Consequently, the draft proposal was emphatically rejected by the masses. This was seen as a direct rebuff of Mugabe. It was a wake-up call for Zanu PF to reinforce its hold on power ahead of the 2002 presidential elections.
Many manoeuvres were initiated but very significant was the roping in of long-time critic of Mugabe and political scientist Professor Jonathan Moyo.
The professor had been the spokesperson for the constitutional commission whose draft had been rejected. Moyo was appointed to the Information portfolio. This was the birth of toxic misinformation by the government.
Cunningly veiled divisive messages began to flow from government media platforms creating an “us and them” narrative.
Any differences with these messages were immediately labelled as unpatriotic and works of colonised puppets of the West with an imperialist agenda.
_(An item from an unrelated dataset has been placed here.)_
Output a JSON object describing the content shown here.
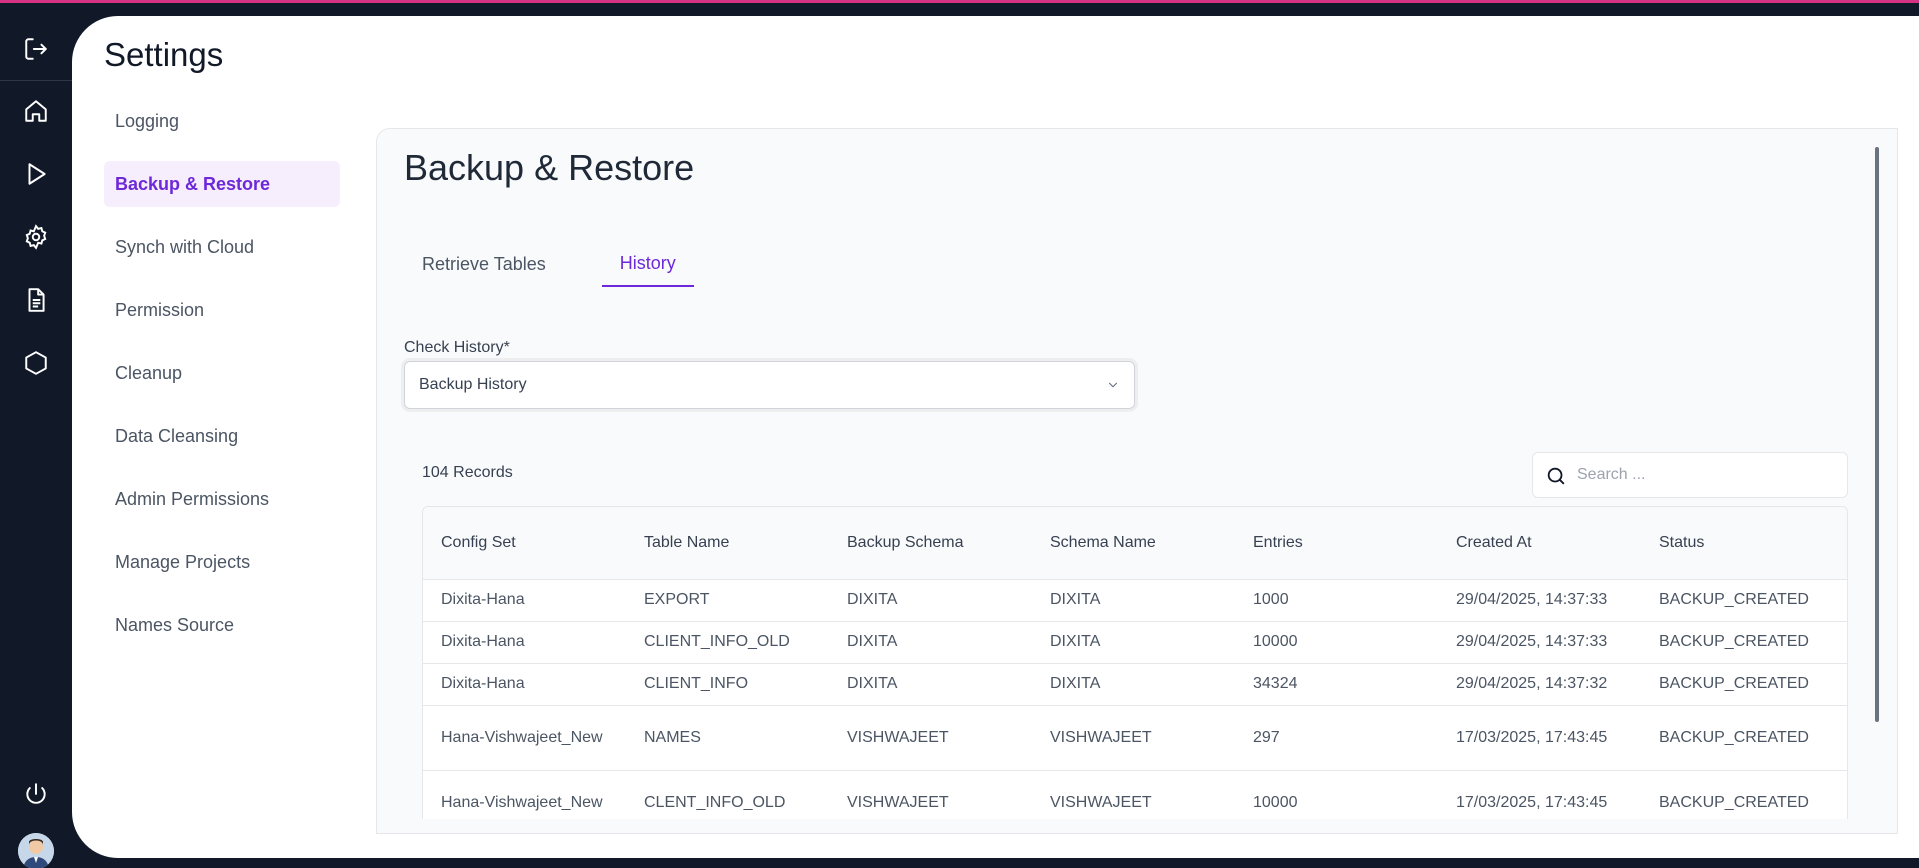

The nation became polarised by the narrative that said any government critic was an enemy of the liberation struggle and a sell-out.
Genuine criticism was being deliberately conflated with an emotive issue. Millions believed the propaganda. At that very moment, Moyo could have decided to use his platform for nation building rather than promoting an individual.
Every general election thereafter was characterised by notable instances of violence and disputes. This was a turning point in national cohesion. Political party persuasion became more important than the national agenda.
This saw the introduction of draconic media laws in the form of now repealed Access to Information and Privacy Protection Act (Aippa) and the infamous Public Order and Security Act (Posa).
Moyo is widely believed to have been the chief architect of both pieces of legislation. In his defence, Moyo says he has never held any position in government that was responsible for crafting laws. Such words are hardly surprising coming from a master of spin.
What was most apparent though is that Moyo had become something of a pseudo-prime minister. In an attempt to clip his wings and dilute his sway on the president the ruling party lost Moyo who later ran for the parliamentary seat for Tsholotsho constituency as an independent.
In an off-the-cuff assessment, Mugabe acknowledged the value of having Moyo on his team but bemoaned his stubbornness.
This is the era that Zimbabwe embarked on obsessive, toxic and demonising political narratives over truth. Hateful communication became acceptable, state media became unashamedly partisan and journalists became compromised.
Zimbabwe has never recovered from this phenomenon of vitriolic misinformation. The likes of current deputy Chief Secretary to the President and Cabinet, George Charamba, who have been in and around the echelons of media and public information for decades, has a duty to return the country to healthy communication.
If they are too constrained to make a U-turn, perhaps it is more dignified to bow out and give the country an opportunity to heal without their negative influence.
In recent days, Moyo has launched a campaign on social media, questioning the legitimacy of the opposition Citizens Coalition for Change party. He states that the new political outfit has no national structures and therefore illegal and cannot claim to represent citizens.
Will the latest moves by Moyo mark another propaganda turning point or fizzle out as hot air? Only time will tell!
- Tshuma is an entrepreneur and social commentator from Bulawayo. Twitter: @TaisaPT.